Then there was the point at which Trump reached over with his left hand to lightly pat Putin’s right arm during the handshake.

“The patting, notice it’s underneath and supportive, and symbolically says ‘I support you,’ ” Wood said, though she later allowed that the “left hand being used in a handshake is typically [meant to signal] power and control over the other person.”

Finally, there was Putin’s last-minute gesture, when he used his free hand to point an extended finger at Trump.

“The timing is interesting — that is, when Putin goes forward, and he points at the same time,” Wood says. “That is Putin’s bid to power because his hand is a symbolic weapon, so he’s doing a little shoot, a little bang.”

“It’s an authoritative move,” Reiman agreed. “You point at someone to demonstrate your authority, the power.”

The nonverbal jousting figures to continue, in some form, through the end of the conference Saturday. On Friday afternoon, a closed-door meeting between the two leaders stretched to more than two hours — four times its originally scheduled length.

Given the nature of the two men involved, and the contentious issues on their agendas, it’s no great leap to assume that both will be attempting to assert their dominance — in ways both verbal and nonverbal — throughout their time together.

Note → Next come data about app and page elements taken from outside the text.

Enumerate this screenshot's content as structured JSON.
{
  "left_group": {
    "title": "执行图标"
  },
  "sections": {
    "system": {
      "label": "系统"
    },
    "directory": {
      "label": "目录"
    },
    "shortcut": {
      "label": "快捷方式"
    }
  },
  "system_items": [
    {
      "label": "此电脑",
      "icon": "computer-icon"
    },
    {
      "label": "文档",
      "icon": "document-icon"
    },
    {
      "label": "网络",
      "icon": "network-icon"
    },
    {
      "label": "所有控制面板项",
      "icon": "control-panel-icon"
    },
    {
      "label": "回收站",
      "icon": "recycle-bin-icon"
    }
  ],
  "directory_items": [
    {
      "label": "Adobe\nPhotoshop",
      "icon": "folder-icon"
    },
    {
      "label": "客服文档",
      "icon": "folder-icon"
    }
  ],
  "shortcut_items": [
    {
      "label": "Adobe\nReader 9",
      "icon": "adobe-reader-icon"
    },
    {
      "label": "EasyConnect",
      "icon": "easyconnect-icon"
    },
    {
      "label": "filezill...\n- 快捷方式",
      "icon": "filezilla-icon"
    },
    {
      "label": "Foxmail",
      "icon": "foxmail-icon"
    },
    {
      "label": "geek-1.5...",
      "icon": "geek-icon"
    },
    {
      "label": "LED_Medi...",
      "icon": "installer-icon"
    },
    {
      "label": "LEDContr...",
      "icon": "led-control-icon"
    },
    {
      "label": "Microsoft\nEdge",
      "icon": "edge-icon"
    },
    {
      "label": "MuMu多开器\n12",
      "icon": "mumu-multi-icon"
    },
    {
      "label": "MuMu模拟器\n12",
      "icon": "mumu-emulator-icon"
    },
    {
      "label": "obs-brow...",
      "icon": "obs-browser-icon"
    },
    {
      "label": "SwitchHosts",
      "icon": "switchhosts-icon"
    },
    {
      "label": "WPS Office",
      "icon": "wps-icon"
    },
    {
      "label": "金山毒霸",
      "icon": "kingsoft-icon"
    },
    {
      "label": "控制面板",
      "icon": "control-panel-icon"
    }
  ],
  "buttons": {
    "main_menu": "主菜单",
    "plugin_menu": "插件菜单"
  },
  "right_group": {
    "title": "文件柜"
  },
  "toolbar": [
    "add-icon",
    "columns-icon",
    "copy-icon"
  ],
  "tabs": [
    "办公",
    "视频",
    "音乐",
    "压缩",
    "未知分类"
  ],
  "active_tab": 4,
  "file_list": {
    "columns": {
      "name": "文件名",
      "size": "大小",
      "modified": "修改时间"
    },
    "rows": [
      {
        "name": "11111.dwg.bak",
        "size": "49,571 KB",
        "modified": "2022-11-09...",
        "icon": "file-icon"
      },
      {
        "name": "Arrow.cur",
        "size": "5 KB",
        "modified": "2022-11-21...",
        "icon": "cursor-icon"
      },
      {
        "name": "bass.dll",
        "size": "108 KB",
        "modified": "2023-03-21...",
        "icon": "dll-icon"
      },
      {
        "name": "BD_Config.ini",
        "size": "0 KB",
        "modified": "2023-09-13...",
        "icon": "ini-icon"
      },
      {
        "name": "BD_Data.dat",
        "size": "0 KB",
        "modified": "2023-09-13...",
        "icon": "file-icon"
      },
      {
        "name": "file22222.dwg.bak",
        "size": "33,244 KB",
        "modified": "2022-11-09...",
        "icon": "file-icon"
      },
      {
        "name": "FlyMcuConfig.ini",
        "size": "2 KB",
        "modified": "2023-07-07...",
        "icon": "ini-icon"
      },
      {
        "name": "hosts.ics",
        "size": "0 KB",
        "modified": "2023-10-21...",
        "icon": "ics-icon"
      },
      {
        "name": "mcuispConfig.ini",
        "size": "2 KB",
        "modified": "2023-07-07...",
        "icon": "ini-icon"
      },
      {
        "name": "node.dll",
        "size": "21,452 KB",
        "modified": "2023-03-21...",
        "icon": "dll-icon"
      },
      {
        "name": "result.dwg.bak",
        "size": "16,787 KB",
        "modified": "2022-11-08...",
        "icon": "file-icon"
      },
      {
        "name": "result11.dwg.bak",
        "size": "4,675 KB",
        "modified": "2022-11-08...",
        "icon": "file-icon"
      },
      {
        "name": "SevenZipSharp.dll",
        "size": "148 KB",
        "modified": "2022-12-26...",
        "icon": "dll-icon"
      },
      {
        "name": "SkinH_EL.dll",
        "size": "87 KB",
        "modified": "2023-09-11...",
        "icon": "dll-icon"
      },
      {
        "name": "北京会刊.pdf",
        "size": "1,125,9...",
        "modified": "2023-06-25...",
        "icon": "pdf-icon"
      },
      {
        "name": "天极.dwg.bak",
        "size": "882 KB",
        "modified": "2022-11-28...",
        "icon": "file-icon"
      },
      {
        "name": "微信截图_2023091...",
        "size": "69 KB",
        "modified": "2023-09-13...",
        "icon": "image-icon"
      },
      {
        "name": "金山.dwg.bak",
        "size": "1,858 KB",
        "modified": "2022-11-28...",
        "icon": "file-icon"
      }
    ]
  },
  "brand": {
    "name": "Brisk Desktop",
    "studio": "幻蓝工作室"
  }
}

But so far, Reiman says, Trump’s nonverbal efforts have failed to establish him as the alpha of the pair.

“We might notice that he’ll try over the next couple hours,” she said Friday afternoon. “But at this point, he’s not been able to win that battle.”

Dugan Arnett can be reached at dugan.arnett@globe.com.